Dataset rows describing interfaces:
BEGIN

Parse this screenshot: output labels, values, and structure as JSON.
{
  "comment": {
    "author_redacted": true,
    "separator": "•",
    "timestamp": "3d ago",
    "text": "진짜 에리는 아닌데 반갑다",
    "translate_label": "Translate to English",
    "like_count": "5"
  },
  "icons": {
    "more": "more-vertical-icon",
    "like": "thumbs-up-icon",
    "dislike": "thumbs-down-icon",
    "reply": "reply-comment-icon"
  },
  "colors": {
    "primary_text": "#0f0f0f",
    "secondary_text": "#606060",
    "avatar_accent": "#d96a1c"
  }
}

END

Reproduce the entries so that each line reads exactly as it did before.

Parse this screenshot: output labels, values, and structure as JSON.
{
  "comment": {
    "author_redacted": true,
    "separator": "•",
    "timestamp": "3d ago",
    "text": "진짜 에리는 아닌데 반갑다",
    "translate_label": "Translate to English",
    "like_count": "5"
  },
  "icons": {
    "more": "more-vertical-icon",
    "like": "thumbs-up-icon",
    "dislike": "thumbs-down-icon",
    "reply": "reply-comment-icon"
  },
  "colors": {
    "primary_text": "#0f0f0f",
    "secondary_text": "#606060",
    "avatar_accent": "#d96a1c"
  }
}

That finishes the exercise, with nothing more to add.